- Excerpted records
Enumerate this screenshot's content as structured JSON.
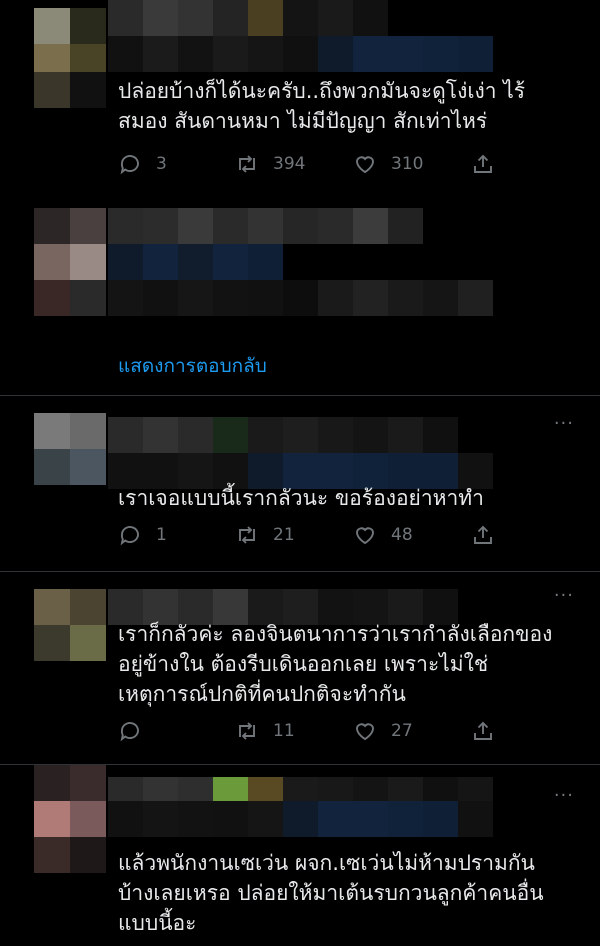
{
  "tweets": [
    {
      "text": "ปล่อยบ้างก็ได้นะครับ..ถึงพวกมันจะดูโง่เง่า ไร้\nสมอง สันดานหมา ไม่มีปัญญา สักเท่าไหร่",
      "replies": "3",
      "retweets": "394",
      "likes": "310"
    },
    {
      "text": "เราเจอแบบนี้เรากลัวนะ ขอร้องอย่าหาทำ",
      "replies": "1",
      "retweets": "21",
      "likes": "48"
    },
    {
      "text": "เราก็กลัวค่ะ ลองจินตนาการว่าเรากำลังเลือกของ\nอยู่ข้างใน ต้องรีบเดินออกเลย เพราะไม่ใช่\nเหตุการณ์ปกติที่คนปกติจะทำกัน",
      "replies": "",
      "retweets": "11",
      "likes": "27"
    },
    {
      "text": "แล้วพนักงานเซเว่น ผจก.เซเว่นไม่ห้ามปรามกัน\nบ้างเลยเหรอ ปล่อยให้มาเต้นรบกวนลูกค้าคนอื่น\nแบบนี้อะ"
    }
  ],
  "show_replies": "แสดงการตอบกลับ",
  "more_glyph": "···",
  "icons": [
    "reply-icon",
    "retweet-icon",
    "like-icon",
    "share-icon"
  ]
}
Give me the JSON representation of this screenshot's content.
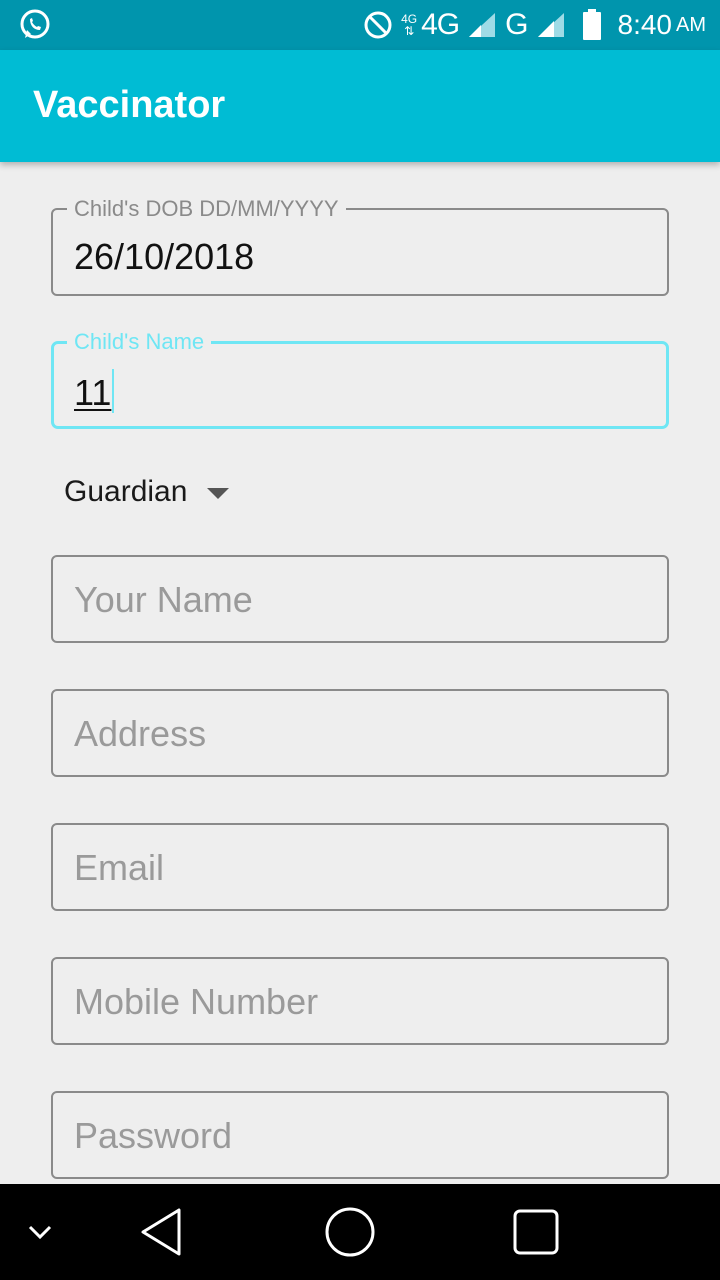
{
  "status_bar": {
    "time": "8:40",
    "ampm": "AM",
    "network_primary": "4G",
    "network_secondary": "G",
    "small_network": "4G",
    "icons": [
      "whatsapp-icon",
      "do-not-disturb-icon",
      "signal-icon",
      "battery-icon"
    ]
  },
  "app": {
    "title": "Vaccinator",
    "accent_color": "#00bcd4",
    "focus_color": "#6fe6f4"
  },
  "form": {
    "dob": {
      "label": "Child's DOB DD/MM/YYYY",
      "value": "26/10/2018"
    },
    "child_name": {
      "label": "Child's Name",
      "value": "11"
    },
    "guardian_select": {
      "selected": "Guardian"
    },
    "your_name": {
      "placeholder": "Your Name"
    },
    "address": {
      "placeholder": "Address"
    },
    "email": {
      "placeholder": "Email"
    },
    "mobile": {
      "placeholder": "Mobile Number"
    },
    "password": {
      "placeholder": "Password"
    }
  },
  "nav": {
    "icons": [
      "hide-keyboard-icon",
      "back-icon",
      "home-icon",
      "recents-icon"
    ]
  }
}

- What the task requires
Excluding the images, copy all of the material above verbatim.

- Solution for this exercise
Enumerate this screenshot's content as structured JSON.
{
  "tweets": [
    {
      "text": "ปล่อยบ้างก็ได้นะครับ..ถึงพวกมันจะดูโง่เง่า ไร้\nสมอง สันดานหมา ไม่มีปัญญา สักเท่าไหร่",
      "replies": "3",
      "retweets": "394",
      "likes": "310"
    },
    {
      "text": "เราเจอแบบนี้เรากลัวนะ ขอร้องอย่าหาทำ",
      "replies": "1",
      "retweets": "21",
      "likes": "48"
    },
    {
      "text": "เราก็กลัวค่ะ ลองจินตนาการว่าเรากำลังเลือกของ\nอยู่ข้างใน ต้องรีบเดินออกเลย เพราะไม่ใช่\nเหตุการณ์ปกติที่คนปกติจะทำกัน",
      "replies": "",
      "retweets": "11",
      "likes": "27"
    },
    {
      "text": "แล้วพนักงานเซเว่น ผจก.เซเว่นไม่ห้ามปรามกัน\nบ้างเลยเหรอ ปล่อยให้มาเต้นรบกวนลูกค้าคนอื่น\nแบบนี้อะ"
    }
  ],
  "show_replies": "แสดงการตอบกลับ",
  "more_glyph": "···",
  "icons": [
    "reply-icon",
    "retweet-icon",
    "like-icon",
    "share-icon"
  ]
}
Give me the JSON representation of this screenshot's content.
{
  "status_bar": {
    "time": "8:40",
    "ampm": "AM",
    "network_primary": "4G",
    "network_secondary": "G",
    "small_network": "4G",
    "icons": [
      "whatsapp-icon",
      "do-not-disturb-icon",
      "signal-icon",
      "battery-icon"
    ]
  },
  "app": {
    "title": "Vaccinator",
    "accent_color": "#00bcd4",
    "focus_color": "#6fe6f4"
  },
  "form": {
    "dob": {
      "label": "Child's DOB DD/MM/YYYY",
      "value": "26/10/2018"
    },
    "child_name": {
      "label": "Child's Name",
      "value": "11"
    },
    "guardian_select": {
      "selected": "Guardian"
    },
    "your_name": {
      "placeholder": "Your Name"
    },
    "address": {
      "placeholder": "Address"
    },
    "email": {
      "placeholder": "Email"
    },
    "mobile": {
      "placeholder": "Mobile Number"
    },
    "password": {
      "placeholder": "Password"
    }
  },
  "nav": {
    "icons": [
      "hide-keyboard-icon",
      "back-icon",
      "home-icon",
      "recents-icon"
    ]
  }
}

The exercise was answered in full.